Nicholas Scott, who said he felt "pretty drunk", could not remember getting on to the Tube, but did recall what happened on the street after they left Kentish Town station.

He told the court: "I remember feeling concerned about the amount of intimidation when I left that station. I walked off, leading by example, and my brother turned and walked off. I remember hearing something like, 'Are you going to get them?' They turned in our direction and we carried on walking away from the scene.

"I remember a jolt to the back of the head, I tried to keep my balance, blows were coming in. Quickly after that I remember seeing my brother on the ground.My brother wasn't moving. He seemed a far distance - I had to run over to him ... [he was] about 20 to 30 feet away." He went on: "I shouted 'stop', put my arms up and everything seemed to have stopped."

Both men were taken to the Royal Free Hospital in north-west London. Thomas Scott was put on a life-support machine, which was switched off three days later. Nicholas Scott was treated for a swollen nose, black eyes and bruises.

One of the four youths allegedly used a knuckle duster to hit Thomas Scott at least twice. It was found under his body at the scene. A bread crate was also used as a weapon.

The jury was told that the four youths fled the scene and boarded a bus.

The brothers had met earlier that day at King's Cross and travelled to South Kensington, where they visited the Natural History Museum and some pubs. They later went to meet their cousin in Islington. Both had consumed a considerable amount of alcohol, the court was told.

CCTV footage from Kentish Town Tube station showing the brothers dancing together was replayed to the jury.

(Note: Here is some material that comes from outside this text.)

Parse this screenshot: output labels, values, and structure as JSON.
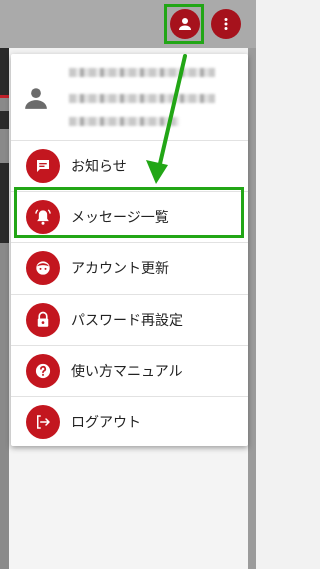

Mr Benson said: "It seems they were in somewhat good humour and performing some sort of jig or dance."

Mohamed Ahmed, 20, from north London, two boys aged 16 and one of 17 - who cannot be named for legal reasons - deny murdering Mr Scott on 19 October 2002. The trial continues.